[Opening Data for review section]

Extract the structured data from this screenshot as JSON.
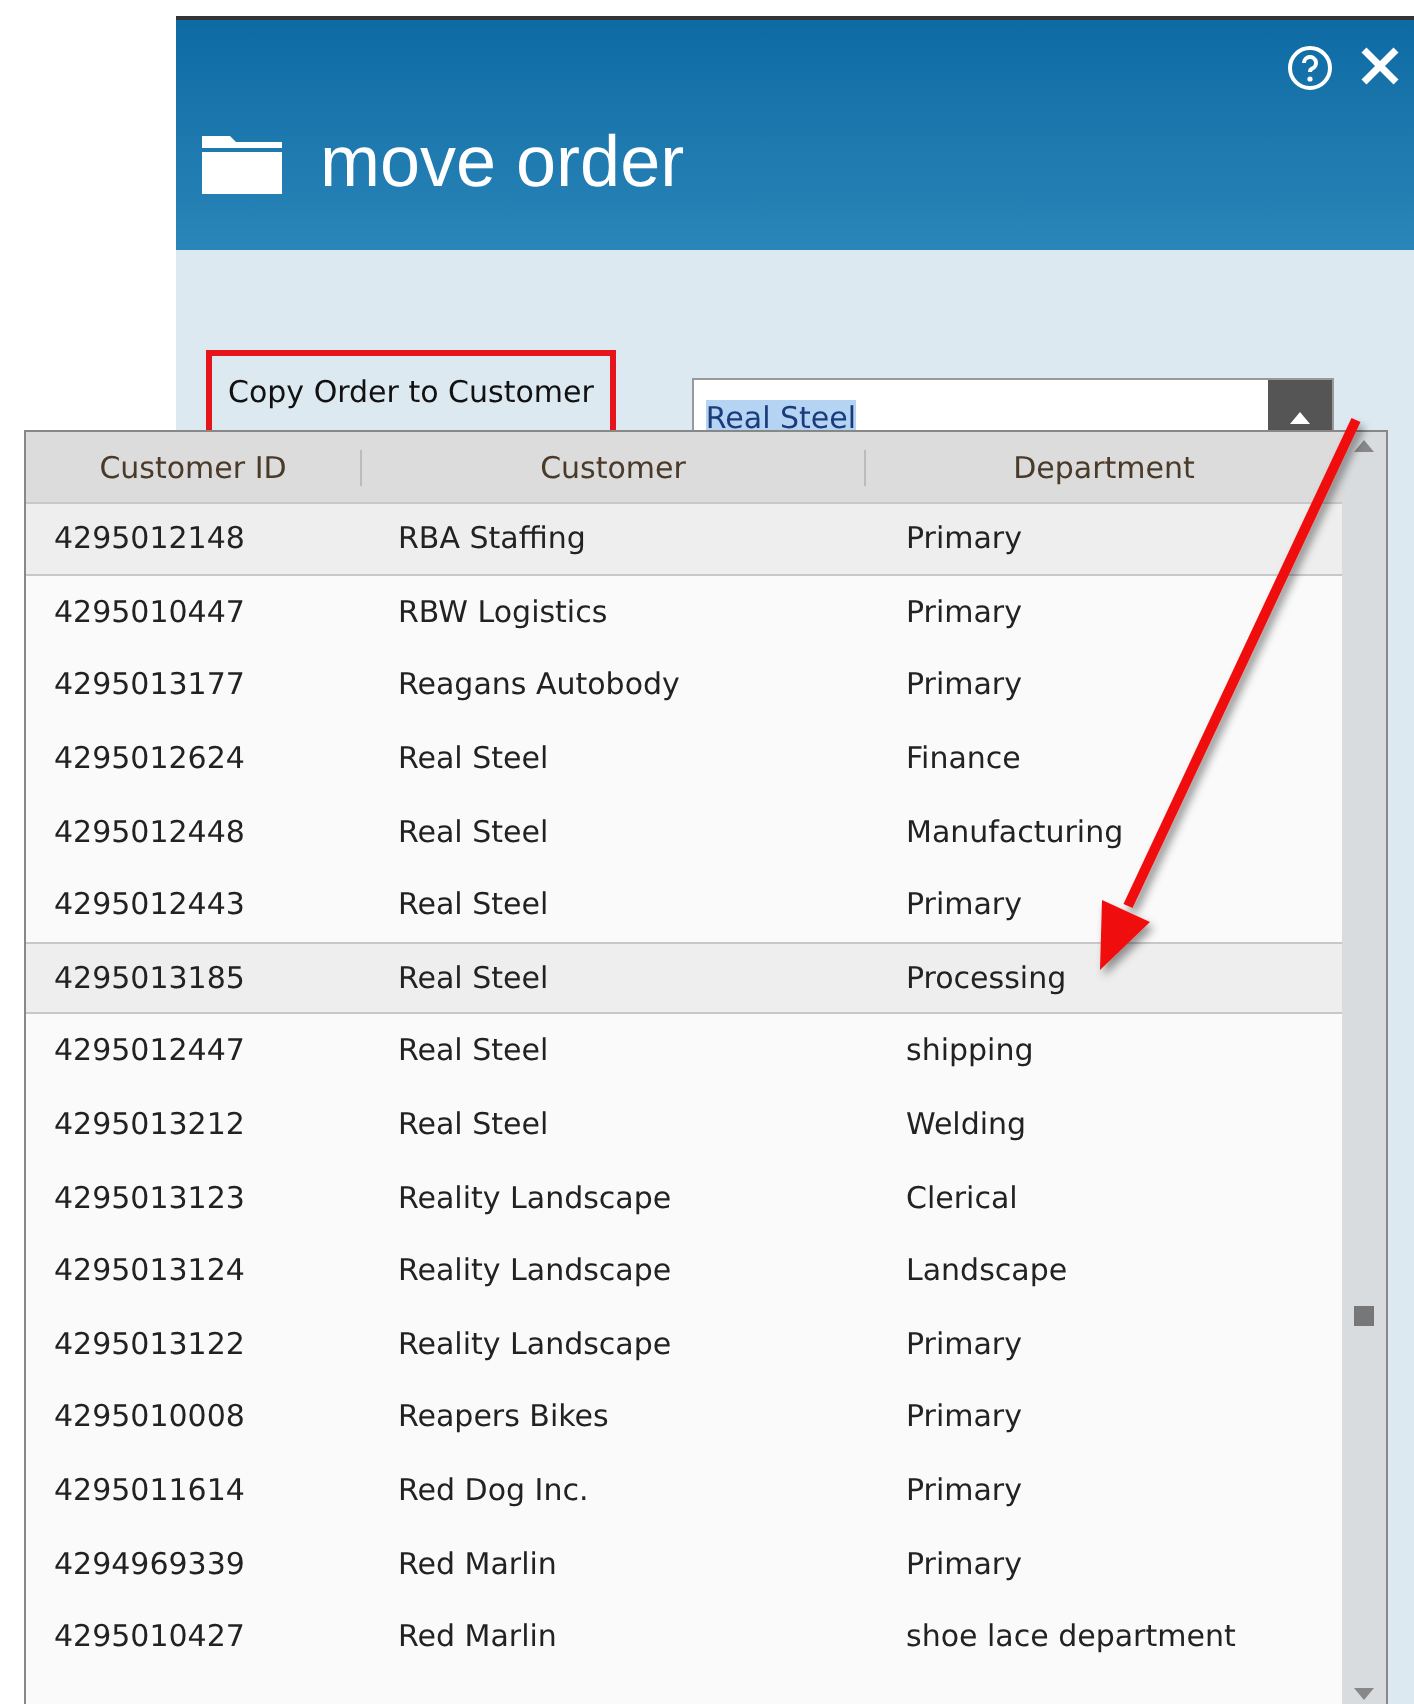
{
  "dialog": {
    "title": "move order",
    "field": {
      "label": "Copy Order to Customer",
      "value": "Real Steel",
      "expanded": true
    }
  },
  "dropdown": {
    "columns": [
      "Customer ID",
      "Customer",
      "Department"
    ],
    "rows": [
      {
        "id": "4295012148",
        "customer": "RBA Staffing",
        "department": "Primary",
        "highlighted": true
      },
      {
        "id": "4295010447",
        "customer": "RBW Logistics",
        "department": "Primary",
        "highlighted": false
      },
      {
        "id": "4295013177",
        "customer": "Reagans Autobody",
        "department": "Primary",
        "highlighted": false
      },
      {
        "id": "4295012624",
        "customer": "Real Steel",
        "department": "Finance",
        "highlighted": false
      },
      {
        "id": "4295012448",
        "customer": "Real Steel",
        "department": "Manufacturing",
        "highlighted": false
      },
      {
        "id": "4295012443",
        "customer": "Real Steel",
        "department": "Primary",
        "highlighted": false
      },
      {
        "id": "4295013185",
        "customer": "Real Steel",
        "department": "Processing",
        "highlighted": true
      },
      {
        "id": "4295012447",
        "customer": "Real Steel",
        "department": "shipping",
        "highlighted": false
      },
      {
        "id": "4295013212",
        "customer": "Real Steel",
        "department": "Welding",
        "highlighted": false
      },
      {
        "id": "4295013123",
        "customer": "Reality Landscape",
        "department": "Clerical",
        "highlighted": false
      },
      {
        "id": "4295013124",
        "customer": "Reality Landscape",
        "department": "Landscape",
        "highlighted": false
      },
      {
        "id": "4295013122",
        "customer": "Reality Landscape",
        "department": "Primary",
        "highlighted": false
      },
      {
        "id": "4295010008",
        "customer": "Reapers Bikes",
        "department": "Primary",
        "highlighted": false
      },
      {
        "id": "4295011614",
        "customer": "Red Dog Inc.",
        "department": "Primary",
        "highlighted": false
      },
      {
        "id": "4294969339",
        "customer": "Red Marlin",
        "department": "Primary",
        "highlighted": false
      },
      {
        "id": "4295010427",
        "customer": "Red Marlin",
        "department": "shoe lace department",
        "highlighted": false
      }
    ]
  }
}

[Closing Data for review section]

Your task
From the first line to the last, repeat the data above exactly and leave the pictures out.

Your solution
Extract the structured data from this screenshot as JSON.
{
  "dialog": {
    "title": "move order",
    "field": {
      "label": "Copy Order to Customer",
      "value": "Real Steel",
      "expanded": true
    }
  },
  "dropdown": {
    "columns": [
      "Customer ID",
      "Customer",
      "Department"
    ],
    "rows": [
      {
        "id": "4295012148",
        "customer": "RBA Staffing",
        "department": "Primary",
        "highlighted": true
      },
      {
        "id": "4295010447",
        "customer": "RBW Logistics",
        "department": "Primary",
        "highlighted": false
      },
      {
        "id": "4295013177",
        "customer": "Reagans Autobody",
        "department": "Primary",
        "highlighted": false
      },
      {
        "id": "4295012624",
        "customer": "Real Steel",
        "department": "Finance",
        "highlighted": false
      },
      {
        "id": "4295012448",
        "customer": "Real Steel",
        "department": "Manufacturing",
        "highlighted": false
      },
      {
        "id": "4295012443",
        "customer": "Real Steel",
        "department": "Primary",
        "highlighted": false
      },
      {
        "id": "4295013185",
        "customer": "Real Steel",
        "department": "Processing",
        "highlighted": true
      },
      {
        "id": "4295012447",
        "customer": "Real Steel",
        "department": "shipping",
        "highlighted": false
      },
      {
        "id": "4295013212",
        "customer": "Real Steel",
        "department": "Welding",
        "highlighted": false
      },
      {
        "id": "4295013123",
        "customer": "Reality Landscape",
        "department": "Clerical",
        "highlighted": false
      },
      {
        "id": "4295013124",
        "customer": "Reality Landscape",
        "department": "Landscape",
        "highlighted": false
      },
      {
        "id": "4295013122",
        "customer": "Reality Landscape",
        "department": "Primary",
        "highlighted": false
      },
      {
        "id": "4295010008",
        "customer": "Reapers Bikes",
        "department": "Primary",
        "highlighted": false
      },
      {
        "id": "4295011614",
        "customer": "Red Dog Inc.",
        "department": "Primary",
        "highlighted": false
      },
      {
        "id": "4294969339",
        "customer": "Red Marlin",
        "department": "Primary",
        "highlighted": false
      },
      {
        "id": "4295010427",
        "customer": "Red Marlin",
        "department": "shoe lace department",
        "highlighted": false
      }
    ]
  }
}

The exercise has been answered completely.